TASK MATERIAL:

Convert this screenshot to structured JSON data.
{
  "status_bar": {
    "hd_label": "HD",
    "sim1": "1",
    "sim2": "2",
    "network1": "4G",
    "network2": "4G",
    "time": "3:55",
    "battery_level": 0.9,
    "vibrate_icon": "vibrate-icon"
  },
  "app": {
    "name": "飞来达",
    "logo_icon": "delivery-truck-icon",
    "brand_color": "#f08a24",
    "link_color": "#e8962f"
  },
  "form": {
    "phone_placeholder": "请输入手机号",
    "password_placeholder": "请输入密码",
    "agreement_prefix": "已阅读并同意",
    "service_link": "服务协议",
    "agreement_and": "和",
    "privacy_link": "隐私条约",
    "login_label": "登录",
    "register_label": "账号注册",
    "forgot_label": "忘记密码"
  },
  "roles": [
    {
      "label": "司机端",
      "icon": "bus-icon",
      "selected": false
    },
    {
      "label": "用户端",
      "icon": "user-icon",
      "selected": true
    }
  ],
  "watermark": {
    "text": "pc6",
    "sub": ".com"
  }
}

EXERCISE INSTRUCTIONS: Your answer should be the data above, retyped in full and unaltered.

ANSWER SPACE:
Convert this screenshot to structured JSON data.
{
  "status_bar": {
    "hd_label": "HD",
    "sim1": "1",
    "sim2": "2",
    "network1": "4G",
    "network2": "4G",
    "time": "3:55",
    "battery_level": 0.9,
    "vibrate_icon": "vibrate-icon"
  },
  "app": {
    "name": "飞来达",
    "logo_icon": "delivery-truck-icon",
    "brand_color": "#f08a24",
    "link_color": "#e8962f"
  },
  "form": {
    "phone_placeholder": "请输入手机号",
    "password_placeholder": "请输入密码",
    "agreement_prefix": "已阅读并同意",
    "service_link": "服务协议",
    "agreement_and": "和",
    "privacy_link": "隐私条约",
    "login_label": "登录",
    "register_label": "账号注册",
    "forgot_label": "忘记密码"
  },
  "roles": [
    {
      "label": "司机端",
      "icon": "bus-icon",
      "selected": false
    },
    {
      "label": "用户端",
      "icon": "user-icon",
      "selected": true
    }
  ],
  "watermark": {
    "text": "pc6",
    "sub": ".com"
  }
}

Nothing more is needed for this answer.